By Briana Vannozzi
“It’s not going to stop any addicts from using but what it’s going to do is help addicts not get diseases, it’s going to help addicts get tested, ” said Garry Kemble.
We found Kemble and his wife Paige Panarello on a visit to Camden’s syringe exchange program. The two are recovering heroin users. They drop by a couple times a month for health services and to pick up clean syringes.
“If there was more of these places I believe there would be a lot less diseases, a lot less overdose a lot more people getting tested,” Kemble said.
There are five sites through the state where intravenous users can get clean needles for free. But there’s no dedicated source of funding to keep them running. Camden served nearly 5,000 new clients last year and handed out almost 200,000 needles.
“Thanks to the syringe access programs here in the state of New Jersey since 2007 when we got started we have been able to reduce HIV AIDS by IDUs by 70 percent,” said Martha Chavis, executive director of the Camden Area Health Education Center.
Clients can drop off dirty needles, too. Camden sees two out of every three needles handed out returned.
“We have heard from law enforcement and the community at large that children and everyone else are finding fewer needles on the ground because people are returning the needles,” Chavis said.
Health officials are pushing the Legislature to pass a bill establishing grants that will fund these syringe access programs, or SAP. Camden’s executive director for the area health education center says they need $150,000 a year to run a SAP adequately, but receive just $30,000 through a federally funded state program.
“We had to reduce the number of needles that we hand out to clients from 20 to 10 at a time because we don’t have the kind of funding to make sure that they can have an adequate number of needles,” Chavis said.
The needle exchange is just one part of this program. It gets people in the door and then gives them access to a whole list of other health resources.
“We have an opportunity as we do our needle exchange of talking to these individuals to get them into drug rehabilitation care. We also have an opportunity to get them screened for other STIs, to see if they have Hepatitis C, make sure we can provide them information in terms of not overdosing and all of that matters. So it is a cost savings that is priceless,” Chavis said.

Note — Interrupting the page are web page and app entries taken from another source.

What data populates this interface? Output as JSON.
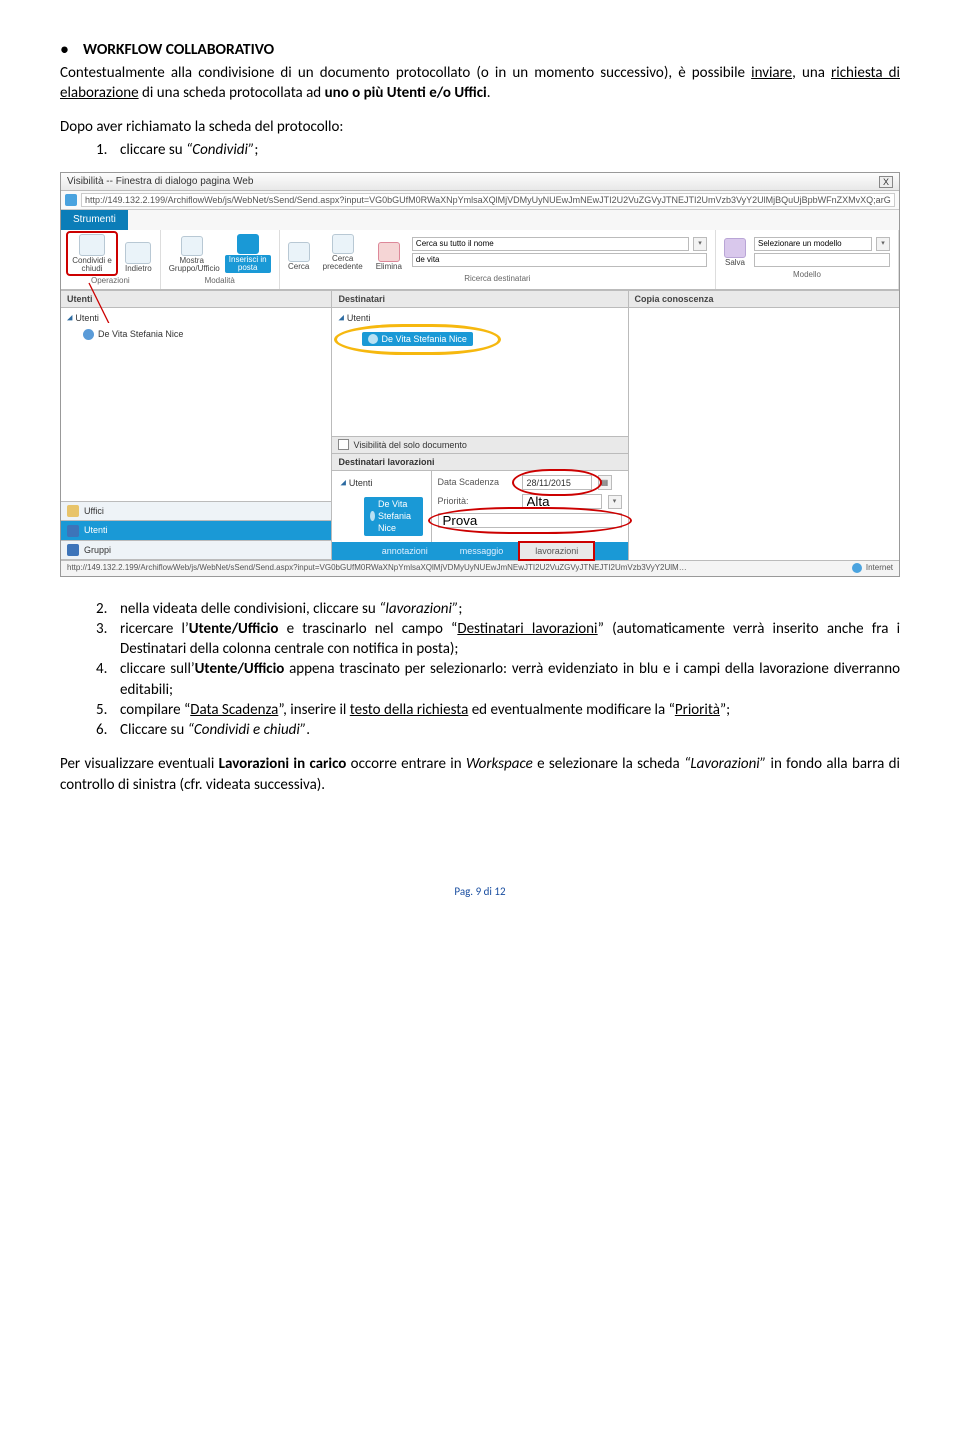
{
  "heading": "WORKFLOW COLLABORATIVO",
  "intro": {
    "p1a": "Contestualmente alla condivisione di un documento protocollato (o in un momento successivo), è possibile ",
    "p1b": "inviare",
    "p1c": ", una ",
    "p1d": "richiesta di elaborazione",
    "p1e": " di una scheda protocollata ad ",
    "p1f": "uno o più Utenti e/o Uffici",
    "p1g": "."
  },
  "instr_lead": "Dopo aver richiamato la scheda del protocollo:",
  "ol1": {
    "num": "1.",
    "a": "cliccare su ",
    "b": "“Condividi”",
    "c": ";"
  },
  "shot": {
    "title": "Visibilità -- Finestra di dialogo pagina Web",
    "close": "X",
    "url": "http://149.132.2.199/ArchiflowWeb/js/WebNet/sSend/Send.aspx?input=VG0bGUfM0RWaXNpYmlsaXQlMjVDMyUyNUEwJmNEwJTI2U2VuZGVyJTNEJTI2UmVzb3VyY2UlMjBQuUjBpbWFnZXMvXQ;arGImbG93L1MuZ2lmJTJDQ29uZGl2aXNpb25l",
    "tab": "Strumenti",
    "groups": {
      "operazioni": {
        "condividi": "Condividi e chiudi",
        "indietro": "Indietro",
        "label": "Operazioni"
      },
      "modalita": {
        "mostra": "Mostra Gruppo/Ufficio",
        "inserisci": "Inserisci in posta",
        "label": "Modalità"
      },
      "ricerca": {
        "cerca": "Cerca",
        "cercaprec": "Cerca precedente",
        "elimina": "Elimina",
        "label_search": "Cerca su tutto il nome",
        "value_search": "de vita",
        "label": "Ricerca destinatari"
      },
      "modello": {
        "salva": "Salva",
        "selmodel": "Selezionare un modello",
        "label": "Modello"
      }
    },
    "col_headers": {
      "utenti": "Utenti",
      "dest": "Destinatari",
      "cc": "Copia conoscenza"
    },
    "utenti_root": "Utenti",
    "utente_item": "De Vita Stefania Nice",
    "dest_root": "Utenti",
    "dest_chip": "De Vita Stefania Nice",
    "vis_only": "Visibilità del solo documento",
    "dest_lav_hd": "Destinatari lavorazioni",
    "dest_lav_root": "Utenti",
    "dest_lav_chip": "De Vita Stefania Nice",
    "data_scad_lbl": "Data Scadenza",
    "data_scad_val": "28/11/2015",
    "prio_lbl": "Priorità:",
    "prio_val": "Alta",
    "prova_val": "Prova",
    "side": {
      "uffici": "Uffici",
      "utenti": "Utenti",
      "gruppi": "Gruppi"
    },
    "btabs": {
      "ann": "annotazioni",
      "msg": "messaggio",
      "lav": "lavorazioni"
    },
    "status_url": "http://149.132.2.199/ArchiflowWeb/js/WebNet/sSend/Send.aspx?input=VG0bGUfM0RWaXNpYmlsaXQlMjVDMyUyNUEwJmNEwJTI2U2VuZGVyJTNEJTI2UmVzb3VyY2UlMjBQuUjBpbWFnZXMvXQ",
    "status_net": "Internet"
  },
  "ol2": {
    "num": "2.",
    "a": "nella videata delle condivisioni, cliccare su ",
    "b": "“lavorazioni”",
    "c": ";"
  },
  "ol3": {
    "num": "3.",
    "a": "ricercare l’",
    "b": "Utente/Ufficio",
    "c": " e trascinarlo nel campo “",
    "d": "Destinatari lavorazioni",
    "e": "” (automaticamente verrà inserito anche fra i Destinatari della colonna centrale con notifica in posta);"
  },
  "ol4": {
    "num": "4.",
    "a": "cliccare sull’",
    "b": "Utente/Ufficio",
    "c": " appena trascinato per selezionarlo: verrà evidenziato in blu e i campi della lavorazione diverranno editabili;"
  },
  "ol5": {
    "num": "5.",
    "a": "compilare “",
    "b": "Data Scadenza",
    "c": "”, inserire il ",
    "d": "testo della richiesta",
    "e": " ed eventualmente modificare la “",
    "f": "Priorità",
    "g": "”;"
  },
  "ol6": {
    "num": "6.",
    "a": "Cliccare su ",
    "b": "“Condividi e chiudi”",
    "c": "."
  },
  "closing": {
    "a": "Per visualizzare eventuali ",
    "b": "Lavorazioni in carico",
    "c": " occorre entrare in ",
    "d": "Workspace",
    "e": " e selezionare la scheda ",
    "f": "“Lavorazioni”",
    "g": " in fondo alla barra di controllo di sinistra (cfr. videata successiva)."
  },
  "footer": "Pag. 9 di 12"
}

“It’s not promoting drug use. If anything it’s trying to keep the risk down and keep diseases down so people can be clean about this. If you’re going to use, you’re going to use but they also help you and say hey do you want to look into a program like methadone or rehab,” Panarello said.
The Camden SAP site got Kemble to the top of a waiting list for a methadone clinic. They work with a network of health care and rehab providers to get clients treatment. The site recently started Narcan training and handing out kits.
“Just today my mother overdosed and if we didn’t have the Narcan shots, who knows if she would be here right now,” Kemble said.
The system is confidential, judgement free and open to all.